MVC Tournament rewind

Score: Creighton 68, Wichita State 65

Key stats: Creighton made 11 of 24 three-pointers. It made 12 of 24 field goals and committed one turnover in the second half.

How the game turned: Two three-pointers by Creighton’s Jahenns Manigat expanded the lead from 38-33 to 44-35 with 15:02 to play. The Shockers spent the next 13 minutes trying to rally.

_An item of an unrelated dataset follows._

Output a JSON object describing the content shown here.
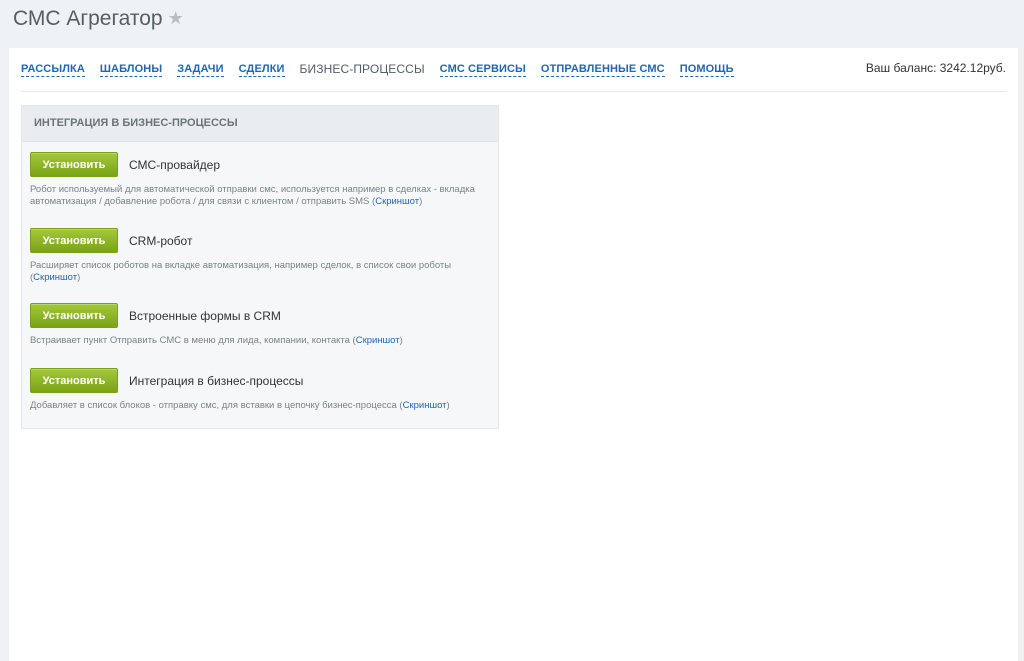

  • What’s next gets more important by the hour, so let’s get right to bracket projections. Two wins in the MVC Tournament didn’t help WSU much. Perhaps the wins kept them out of Dayton. We’ll know more Sunday.
  • Props to Ehimen Orukpe for making the MVC’s Scholar-Athlete team.
  • In short, the game came down to WSU refusing to let Doug McDermott score 41 points again. They made other Bluejays produce. Ethan Wragge (15 points) and Manigat (16) did. Some defensive breakdowns, by WSU’s Cleanthony Early, let Wragge get going in the first half. Creighton is expert at getting people open with an array of sets and screens and used McDermott as a decoy to draw defenders away from shooters. WSU knows it can’t leave Wragge. Manigat, a good shooter, did not score in the two regular-season meetings. The Shockers aren’t the only team who knew Wragge could shoot. Somehow, Creighton gets him open for a lot of threes.
  • WSU guard Malcolm Armstead tops the short list of great MVC Tournament performances (St. Louis version) for the Shockers. Armstead never plays scared and that showed up Sunday with his 28 points, nine rebounds, four steals and three assists. “He was dynamite,” WSU coach Gregg Marshall said. “He carried us in a lot of ways offensively.” Xavier  McDaniel scored 34-34-25 in the 1985 tournament, capped by 34 points and 13 rebounds in the championship game at Tulsa. Armstead’s performance is surely close behind on WSU’s list.
  • Ron Baker’s return is a boost for the offense. As much as his passing and shooting, Baker seems to move with a real purpose and energy on offense.  He is in his second season running the offense (and he played some point early in the season) so I think his understanding of how WSU does things is higher than most of his teammates, many of whom are   in their first or second season. Given another week-plus of practice, Baker should be ready for a larger role.
  • Creighton played excellent defense in St. Louis, which bodes well for its NCAA Tournament run. The Jays held teams to 32.4 percent shooting and an average of 53.7 points in three games. Center Gregory Echenique is the key. WSU’s Carl Hall had trouble scoring against him (4 of 14) and that doesn’t happen against many defenders. “He makes things difficult on the block because of his weight and size,” Hall said.
  • WSU’s stay in the NCAA Tournament will be short without more scoring from Early, who scored 15 points in three games and went 1 of 4 from three-point range. I’m sure his illness played a part, as did defenses determined to keep the ball away from him.
  • WSU is 5-3 in games decided by four points or fewer, which, according to Ken Pomeroy, is about where they should be. Close games are basically a 50-50 proposition most of the time. So should Marshall have called timeout with 12 seconds remaining? Not in my mind. Coaches spend the whole game trying to get their offense playing against a defense that isn’t set. WSU had the advantage and a chance to catch Creighton unorganized. The time for Marshall to call timeout may have been when Armstead’s venture went badly, but that was with 5 seconds remaining and may have been too late. Early’s lackluster screen probably doomed the play by not giving Armstead much separation from the defender. A timeout gives WSU a chance to get organized and get better shooters in the game. It also gives Creighton a chance to set up, perhaps foul, and get better defenders in the game. WSU must then inbound the ball and run a play, while Creighton, if it doesn’t foul, only needs to defend for a short time. WSU used a timeout before Early’s game-winner at Illinois State. At VCU, Armstead made the game-winner without needing a timeout.
  • The biggest mystery of the Valley season is how Illinois State started 0-6. That is a talented team that should be in the NIT, at worst, and more likely, in the NCAA discussion. Tim Jankovich did that program no favors by bailing for SMU and taking his point guard with him.
  • Great atmosphere for the tournament and even Thursday’s games seemed livelier than usual. Should Creighton depart, the tournament will change dramatically. However, the Illinois schools can compensate, as they have in the past, if their programs improve.